A REIT, whether it is publicly traded or a privately held organization, focuses on generating income from real estate assets for investors initially through periodic distributions of income and subsequently through an anticipated appreciation in value of underlying assets and accordingly the market value of REIT units.
While the first automotive dealership REIT has only recently been established in Canada, REITs have been used to generate income from real estate in other industries for over two decades.
In the case of auto dealerships, a REIT might own the land and buildings associated with one or more dealerships, while the actual dealership owner pays a lease. The unit holders of the REIT then receive distributions similar to shareholders in other publically traded companies. As land doesn’t typically depreciate in value the same way as other assets, REITs can be a viable method to generate ongoing investment income.
Dealers can transfer their real estate assets to the REIT at cost value and take back shares from the difference between their cost and the fair market value. Dealers can then hold the units deferring applicable tax until they truly want to exit by selling their REIT units.
The transfer of property into a REIT can generate cash in two ways. First, cash can be extracted on roll in of property equal to the tax cost of the property. Second, partnership units issued on roll in of property have the same distribution entitlement as publically traded REIT units, and so can generate additional cash flow from distributions.
Issues to Consider
Some estimates suggest it can cost several million to set up a REIT, depending on the complexity. Automotive dealers may want to compare the costs of establishing a REIT to those of hiring a commercial real estate agent. In some cases, the cost of establishing a REIT will be far less than hiring an agent to find a buyer, and control of the land may remain with the dealer.

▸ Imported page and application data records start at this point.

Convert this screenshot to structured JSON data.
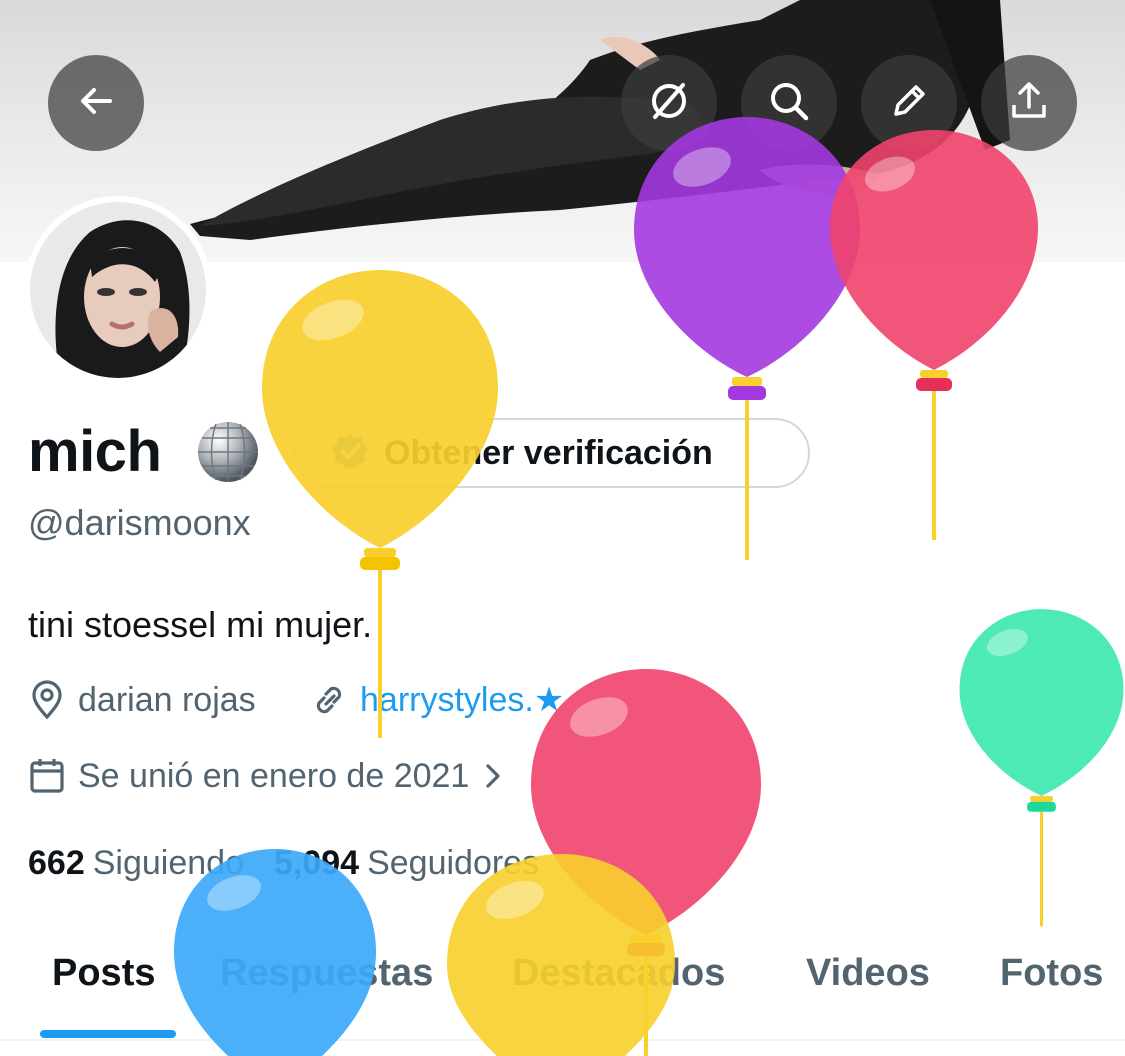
{
  "header": {
    "back_icon": "arrow-left-icon",
    "actions": [
      "grok-icon",
      "search-icon",
      "pencil-icon",
      "share-icon"
    ]
  },
  "profile": {
    "name": "mich",
    "name_emoji": "mirror-ball",
    "verify_label": "Obtener verificación",
    "handle": "@darismoonx",
    "bio": "tini stoessel mi mujer.",
    "location": "darian rojas",
    "website": "harrystyles.★",
    "joined": "Se unió en enero de 2021"
  },
  "stats": {
    "following_count": "662",
    "following_label": "Siguiendo",
    "followers_count": "5,094",
    "followers_label": "Seguidores"
  },
  "tabs": [
    "Posts",
    "Respuestas",
    "Destacados",
    "Videos",
    "Fotos"
  ],
  "active_tab": "Posts",
  "colors": {
    "accent": "#1d9bf0",
    "balloon_yellow": "#f8cf2c",
    "balloon_purple": "#a338e0",
    "balloon_red": "#f0446c",
    "balloon_green": "#3ae8b0",
    "balloon_blue": "#3ca8f8"
  }
}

When it comes to utilizing a REIT structure, dealers have several options: set up an independent private or publically traded REIT, work with a group of dealers to create a REIT or sell to an existing REIT. Depending on the size, location and relationships a dealer has, different options may work best. Before making a decision, dealers should investigate and assess which option would best help them achieve their objectives.

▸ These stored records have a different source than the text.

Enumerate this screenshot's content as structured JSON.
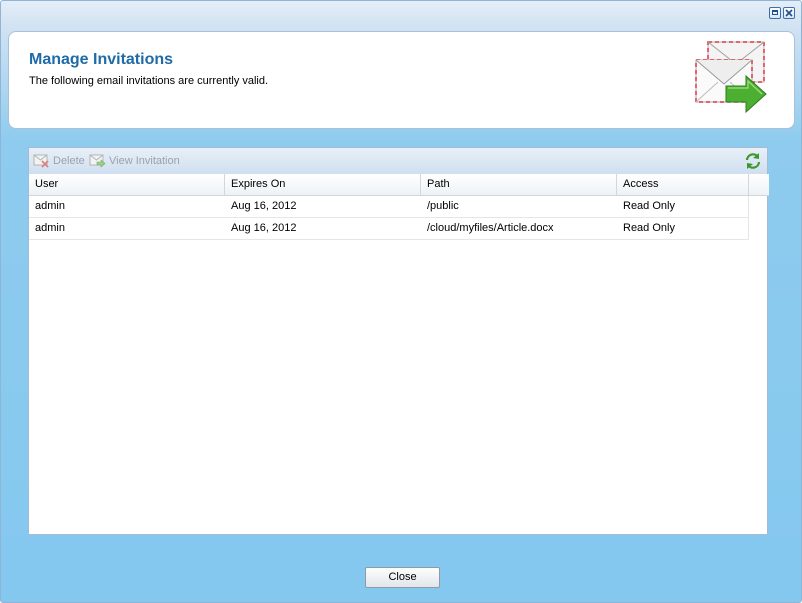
{
  "window": {
    "controls": [
      "maximize",
      "close"
    ]
  },
  "header": {
    "title": "Manage Invitations",
    "subtitle": "The following email invitations are currently valid.",
    "icon": "email-invitation-icon"
  },
  "toolbar": {
    "delete_label": "Delete",
    "view_label": "View Invitation",
    "refresh_icon": "refresh-icon"
  },
  "table": {
    "columns": [
      "User",
      "Expires On",
      "Path",
      "Access"
    ],
    "rows": [
      [
        "admin",
        "Aug 16, 2012",
        "/public",
        "Read Only"
      ],
      [
        "admin",
        "Aug 16, 2012",
        "/cloud/myfiles/Article.docx",
        "Read Only"
      ]
    ]
  },
  "footer": {
    "close_label": "Close"
  },
  "colors": {
    "title": "#1e6ba8",
    "background": "#84c8ef",
    "disabled_text": "#9aa3ac"
  }
}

Whether private or publically traded, a REIT is required to provide continuous disclosures and to adhere to relevant regulations related to financial reporting. In the case of private REITs, this process may be relatively straightforward. However, the public nature of reporting may cause consternation for dealers who may want to use the REIT to raise money and buy more land in the future. As a public entity, information related to the REIT’s strategy will be highly transparent.

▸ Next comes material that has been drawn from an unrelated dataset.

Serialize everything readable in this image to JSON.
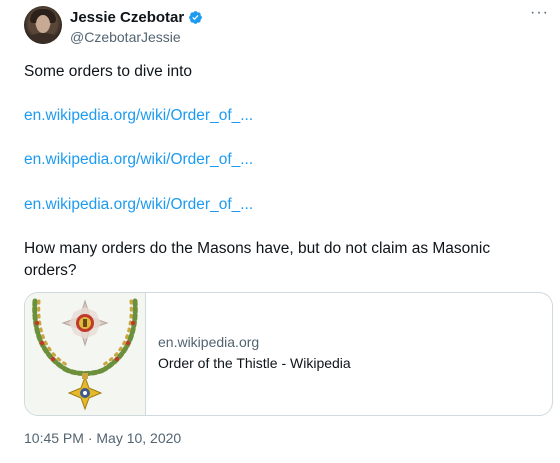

Public REITs are susceptible to market volatility as we have seen during recent economic downturns. As a result, the value of publically traded units may not reflect the value of the underlying real estate assets. Instead, the value of the units may fluctuate up and down rapidly in relation to investor pressures and market conditions. Private units meanwhile face less volatility, tied only to the value of the underlying assets.
Most dealers do not have in-house capabilities and expertise required to manage public reporting and disclosures. In addition to appointing a CEO and CFO, dealers may need to hire staff with the expertise to assist with REIT management.
Achieving the full value of a REIT
For automotive dealers, there is a lot of value in consolidation – from improving efficiencies and margin to perhaps having a better bargaining position with OEMs and other suppliers.
To make sure you can get the most value out of setting up a REIT, start by considering the following activities:
• Identify experienced accounting and legal tax advisors to make sure you implement the most effective REIT structure for your needs.
• Determine your objectives: grow through acquisition, make an exit in the future or exit now.
• Develop a REIT plan that evaluates current abilities and identifies skills needed to develop and manage your REIT.
Shane Weimer is a CPA with BDO. For more information, contact him at 403-205-5741 or firstname.lastname@example.org